▶ Requirement
If a line in the data has the string "title", please show it.

▶ Web page and app entries
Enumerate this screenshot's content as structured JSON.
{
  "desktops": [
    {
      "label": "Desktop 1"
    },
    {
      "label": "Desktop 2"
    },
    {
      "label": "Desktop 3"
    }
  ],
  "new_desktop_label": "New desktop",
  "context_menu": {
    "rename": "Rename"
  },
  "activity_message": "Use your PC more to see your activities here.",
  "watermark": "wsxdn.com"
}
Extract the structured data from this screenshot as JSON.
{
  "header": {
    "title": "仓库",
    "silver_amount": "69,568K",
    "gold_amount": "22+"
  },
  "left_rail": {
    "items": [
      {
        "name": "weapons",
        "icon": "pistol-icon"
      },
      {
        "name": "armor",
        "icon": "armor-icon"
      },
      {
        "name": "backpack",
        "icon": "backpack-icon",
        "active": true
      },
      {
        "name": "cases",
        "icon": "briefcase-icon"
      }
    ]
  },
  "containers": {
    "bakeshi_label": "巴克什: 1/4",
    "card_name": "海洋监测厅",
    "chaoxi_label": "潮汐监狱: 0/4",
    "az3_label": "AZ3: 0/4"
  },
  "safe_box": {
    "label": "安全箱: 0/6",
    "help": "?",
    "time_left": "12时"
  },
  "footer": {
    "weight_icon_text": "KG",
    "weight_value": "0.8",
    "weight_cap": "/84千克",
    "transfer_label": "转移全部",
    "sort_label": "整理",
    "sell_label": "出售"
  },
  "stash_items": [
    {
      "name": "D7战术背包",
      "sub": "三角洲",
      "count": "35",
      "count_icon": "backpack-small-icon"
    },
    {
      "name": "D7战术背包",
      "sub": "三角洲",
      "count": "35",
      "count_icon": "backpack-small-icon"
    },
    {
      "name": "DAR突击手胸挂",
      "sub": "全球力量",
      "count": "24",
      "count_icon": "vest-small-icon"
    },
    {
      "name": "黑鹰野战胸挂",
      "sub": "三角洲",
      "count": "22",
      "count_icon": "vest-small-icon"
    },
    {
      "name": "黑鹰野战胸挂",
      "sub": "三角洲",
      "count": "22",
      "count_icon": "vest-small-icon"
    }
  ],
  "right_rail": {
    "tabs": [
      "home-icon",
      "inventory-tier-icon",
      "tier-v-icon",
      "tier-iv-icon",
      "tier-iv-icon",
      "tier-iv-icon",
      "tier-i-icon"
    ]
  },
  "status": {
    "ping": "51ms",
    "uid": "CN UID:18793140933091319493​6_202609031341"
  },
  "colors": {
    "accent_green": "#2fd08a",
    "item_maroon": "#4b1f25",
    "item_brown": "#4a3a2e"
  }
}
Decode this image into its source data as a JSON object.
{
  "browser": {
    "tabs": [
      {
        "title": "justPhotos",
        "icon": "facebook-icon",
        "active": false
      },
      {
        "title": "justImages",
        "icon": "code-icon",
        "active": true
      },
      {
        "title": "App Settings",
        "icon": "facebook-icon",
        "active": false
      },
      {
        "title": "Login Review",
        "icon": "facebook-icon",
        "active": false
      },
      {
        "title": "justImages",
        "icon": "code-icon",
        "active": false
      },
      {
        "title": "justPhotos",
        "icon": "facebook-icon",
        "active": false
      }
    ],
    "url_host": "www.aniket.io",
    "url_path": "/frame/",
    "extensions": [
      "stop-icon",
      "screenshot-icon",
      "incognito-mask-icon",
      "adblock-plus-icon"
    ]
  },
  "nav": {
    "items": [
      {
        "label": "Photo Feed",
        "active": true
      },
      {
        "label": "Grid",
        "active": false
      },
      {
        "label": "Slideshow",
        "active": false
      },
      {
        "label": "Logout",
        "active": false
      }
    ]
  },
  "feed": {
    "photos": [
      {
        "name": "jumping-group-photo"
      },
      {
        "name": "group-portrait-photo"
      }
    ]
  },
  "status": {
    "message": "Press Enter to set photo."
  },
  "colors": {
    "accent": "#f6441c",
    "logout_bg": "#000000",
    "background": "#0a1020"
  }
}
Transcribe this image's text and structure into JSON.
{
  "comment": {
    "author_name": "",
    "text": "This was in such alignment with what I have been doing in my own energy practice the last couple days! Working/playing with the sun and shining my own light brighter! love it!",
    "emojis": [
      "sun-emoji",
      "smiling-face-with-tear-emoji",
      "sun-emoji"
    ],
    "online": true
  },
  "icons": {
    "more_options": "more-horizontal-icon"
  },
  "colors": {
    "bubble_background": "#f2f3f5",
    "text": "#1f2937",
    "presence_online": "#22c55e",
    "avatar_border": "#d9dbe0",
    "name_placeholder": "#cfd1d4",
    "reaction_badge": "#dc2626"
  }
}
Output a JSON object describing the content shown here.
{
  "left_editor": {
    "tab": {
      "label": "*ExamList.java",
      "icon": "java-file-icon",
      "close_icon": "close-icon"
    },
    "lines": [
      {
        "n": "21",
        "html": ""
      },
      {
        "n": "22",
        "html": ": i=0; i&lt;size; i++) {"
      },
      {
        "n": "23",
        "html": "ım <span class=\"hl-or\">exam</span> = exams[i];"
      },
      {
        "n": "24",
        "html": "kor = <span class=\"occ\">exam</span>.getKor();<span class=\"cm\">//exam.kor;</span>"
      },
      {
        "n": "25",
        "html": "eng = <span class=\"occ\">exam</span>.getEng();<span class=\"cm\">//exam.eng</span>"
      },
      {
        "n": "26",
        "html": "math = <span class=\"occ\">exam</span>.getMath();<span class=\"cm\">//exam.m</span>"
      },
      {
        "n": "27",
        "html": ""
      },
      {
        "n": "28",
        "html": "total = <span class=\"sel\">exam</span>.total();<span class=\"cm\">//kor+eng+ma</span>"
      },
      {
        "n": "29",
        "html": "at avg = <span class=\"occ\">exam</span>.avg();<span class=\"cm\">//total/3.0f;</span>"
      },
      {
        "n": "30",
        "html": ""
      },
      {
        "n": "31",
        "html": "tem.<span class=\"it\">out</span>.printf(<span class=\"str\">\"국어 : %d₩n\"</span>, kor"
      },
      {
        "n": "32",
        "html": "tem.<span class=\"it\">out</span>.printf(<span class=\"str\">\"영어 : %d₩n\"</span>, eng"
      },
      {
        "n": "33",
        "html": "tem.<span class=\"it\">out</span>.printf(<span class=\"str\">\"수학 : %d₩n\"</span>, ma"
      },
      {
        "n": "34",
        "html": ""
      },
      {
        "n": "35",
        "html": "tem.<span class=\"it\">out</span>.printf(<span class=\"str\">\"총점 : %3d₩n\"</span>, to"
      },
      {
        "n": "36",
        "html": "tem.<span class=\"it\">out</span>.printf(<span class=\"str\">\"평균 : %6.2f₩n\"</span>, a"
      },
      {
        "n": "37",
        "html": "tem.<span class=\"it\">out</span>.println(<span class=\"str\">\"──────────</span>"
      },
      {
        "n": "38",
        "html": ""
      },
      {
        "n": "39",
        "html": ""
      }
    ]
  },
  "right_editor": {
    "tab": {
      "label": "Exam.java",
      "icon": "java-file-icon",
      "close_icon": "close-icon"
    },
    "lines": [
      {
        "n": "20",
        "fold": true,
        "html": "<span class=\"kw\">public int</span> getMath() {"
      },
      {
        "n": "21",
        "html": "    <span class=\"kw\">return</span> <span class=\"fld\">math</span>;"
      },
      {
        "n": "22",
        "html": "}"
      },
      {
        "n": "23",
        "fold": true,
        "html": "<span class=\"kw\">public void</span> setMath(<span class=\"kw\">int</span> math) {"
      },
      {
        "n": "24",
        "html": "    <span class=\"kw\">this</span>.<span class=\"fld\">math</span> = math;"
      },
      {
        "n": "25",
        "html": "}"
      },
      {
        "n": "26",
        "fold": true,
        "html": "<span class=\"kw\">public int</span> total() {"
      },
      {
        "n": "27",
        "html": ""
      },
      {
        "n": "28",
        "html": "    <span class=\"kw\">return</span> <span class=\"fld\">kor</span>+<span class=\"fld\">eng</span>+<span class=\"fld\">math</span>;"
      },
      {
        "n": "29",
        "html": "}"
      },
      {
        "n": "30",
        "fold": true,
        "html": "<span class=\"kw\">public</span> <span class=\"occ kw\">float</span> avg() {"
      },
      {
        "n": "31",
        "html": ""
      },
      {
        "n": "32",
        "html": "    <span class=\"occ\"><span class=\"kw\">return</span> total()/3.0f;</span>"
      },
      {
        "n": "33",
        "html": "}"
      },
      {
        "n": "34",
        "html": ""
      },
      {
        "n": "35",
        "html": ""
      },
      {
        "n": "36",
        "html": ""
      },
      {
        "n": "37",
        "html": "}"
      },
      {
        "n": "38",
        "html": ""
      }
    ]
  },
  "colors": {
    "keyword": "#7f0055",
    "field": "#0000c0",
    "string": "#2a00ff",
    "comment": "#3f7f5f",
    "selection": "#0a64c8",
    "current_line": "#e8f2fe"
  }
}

▶ Final answer
    "title": "仓库",
        "title": "justPhotos",
        "title": "justImages",
        "title": "App Settings",
        "title": "Login Review",
        "title": "justImages",
        "title": "justPhotos",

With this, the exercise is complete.